Leave the images out, and otherwise write out each entry exactly.
**** Dataset excerpts ****
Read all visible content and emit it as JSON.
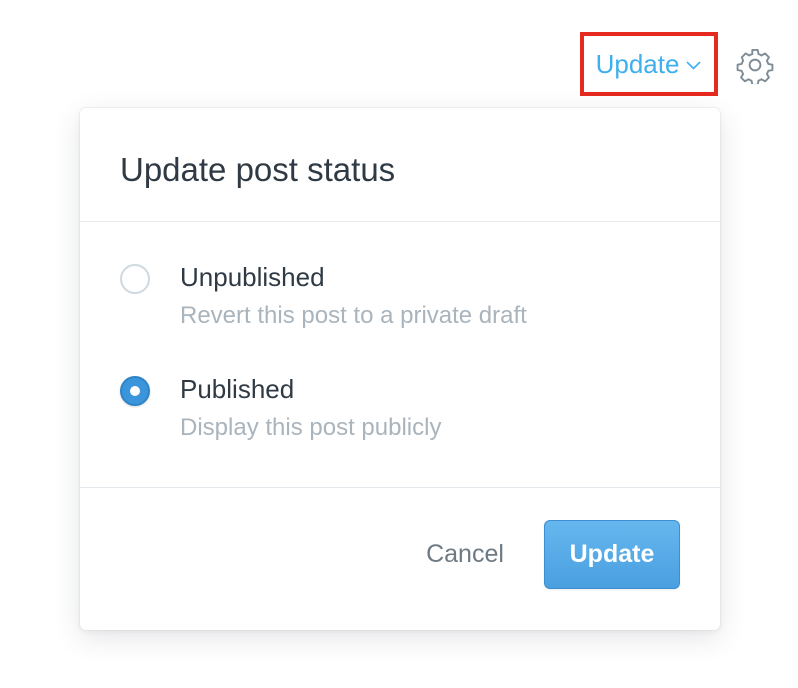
{
  "topbar": {
    "update_label": "Update",
    "chevron_icon": "chevron-down-icon",
    "settings_icon": "gear-icon",
    "accent_color": "#3eb0ef",
    "highlight_color": "#e52b20"
  },
  "panel": {
    "title": "Update post status",
    "options": [
      {
        "label": "Unpublished",
        "description": "Revert this post to a private draft",
        "selected": false
      },
      {
        "label": "Published",
        "description": "Display this post publicly",
        "selected": true
      }
    ],
    "cancel_label": "Cancel",
    "submit_label": "Update",
    "primary_color": "#4a9fe0"
  }
}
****
Task solution:
Read all visible content and emit it as JSON.
{
  "topbar": {
    "update_label": "Update",
    "chevron_icon": "chevron-down-icon",
    "settings_icon": "gear-icon",
    "accent_color": "#3eb0ef",
    "highlight_color": "#e52b20"
  },
  "panel": {
    "title": "Update post status",
    "options": [
      {
        "label": "Unpublished",
        "description": "Revert this post to a private draft",
        "selected": false
      },
      {
        "label": "Published",
        "description": "Display this post publicly",
        "selected": true
      }
    ],
    "cancel_label": "Cancel",
    "submit_label": "Update",
    "primary_color": "#4a9fe0"
  }
}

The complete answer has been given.